- **EXCERPTED RECORDS**:
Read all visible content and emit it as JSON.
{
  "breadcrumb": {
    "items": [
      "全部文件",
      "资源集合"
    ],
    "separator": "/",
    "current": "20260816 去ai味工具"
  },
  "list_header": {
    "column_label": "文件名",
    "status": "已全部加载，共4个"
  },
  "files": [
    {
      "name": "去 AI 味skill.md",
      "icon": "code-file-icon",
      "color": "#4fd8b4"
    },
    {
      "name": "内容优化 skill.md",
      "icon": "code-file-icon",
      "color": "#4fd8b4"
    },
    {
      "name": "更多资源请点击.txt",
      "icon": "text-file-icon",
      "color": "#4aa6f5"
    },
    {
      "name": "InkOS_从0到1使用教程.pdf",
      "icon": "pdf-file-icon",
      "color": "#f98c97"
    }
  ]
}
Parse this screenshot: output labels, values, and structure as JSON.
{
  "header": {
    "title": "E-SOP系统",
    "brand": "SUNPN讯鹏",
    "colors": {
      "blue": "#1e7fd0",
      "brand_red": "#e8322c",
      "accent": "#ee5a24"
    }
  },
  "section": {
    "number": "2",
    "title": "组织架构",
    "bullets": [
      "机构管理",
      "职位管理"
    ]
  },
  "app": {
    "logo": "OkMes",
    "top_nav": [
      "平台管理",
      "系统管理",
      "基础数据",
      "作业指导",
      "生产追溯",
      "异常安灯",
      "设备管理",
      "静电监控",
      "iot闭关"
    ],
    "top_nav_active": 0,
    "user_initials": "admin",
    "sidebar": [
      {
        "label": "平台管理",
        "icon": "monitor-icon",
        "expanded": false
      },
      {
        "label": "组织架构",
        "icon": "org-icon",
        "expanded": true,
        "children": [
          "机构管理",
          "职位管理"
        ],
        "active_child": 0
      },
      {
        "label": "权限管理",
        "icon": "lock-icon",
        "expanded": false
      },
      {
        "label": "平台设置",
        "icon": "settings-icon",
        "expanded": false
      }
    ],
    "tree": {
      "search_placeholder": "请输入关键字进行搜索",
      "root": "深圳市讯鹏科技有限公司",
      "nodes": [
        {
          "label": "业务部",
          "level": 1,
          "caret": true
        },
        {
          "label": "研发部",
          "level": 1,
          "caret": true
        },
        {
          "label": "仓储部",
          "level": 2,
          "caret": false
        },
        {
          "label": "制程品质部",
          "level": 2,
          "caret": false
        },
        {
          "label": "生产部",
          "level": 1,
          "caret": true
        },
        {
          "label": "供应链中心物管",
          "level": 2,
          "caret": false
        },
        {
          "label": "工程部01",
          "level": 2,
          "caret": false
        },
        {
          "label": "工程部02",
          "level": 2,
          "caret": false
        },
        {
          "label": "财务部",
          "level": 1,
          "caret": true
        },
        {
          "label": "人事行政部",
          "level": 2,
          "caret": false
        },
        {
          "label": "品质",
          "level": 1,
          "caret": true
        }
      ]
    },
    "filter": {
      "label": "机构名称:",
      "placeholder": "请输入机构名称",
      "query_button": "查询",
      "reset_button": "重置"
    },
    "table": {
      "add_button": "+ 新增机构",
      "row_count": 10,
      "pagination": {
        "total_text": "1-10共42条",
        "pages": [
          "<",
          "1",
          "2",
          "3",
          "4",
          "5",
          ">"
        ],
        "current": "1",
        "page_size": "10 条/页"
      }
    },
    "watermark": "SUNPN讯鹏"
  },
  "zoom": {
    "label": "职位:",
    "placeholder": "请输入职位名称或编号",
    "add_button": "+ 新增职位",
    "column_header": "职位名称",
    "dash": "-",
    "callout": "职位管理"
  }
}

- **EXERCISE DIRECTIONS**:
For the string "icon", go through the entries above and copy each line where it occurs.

- **ANSWER TO THIS EXERCISE**:
      "icon": "code-file-icon",
      "icon": "code-file-icon",
      "icon": "text-file-icon",
      "icon": "pdf-file-icon",
        "icon": "monitor-icon",
        "icon": "org-icon",
        "icon": "lock-icon",
        "icon": "settings-icon",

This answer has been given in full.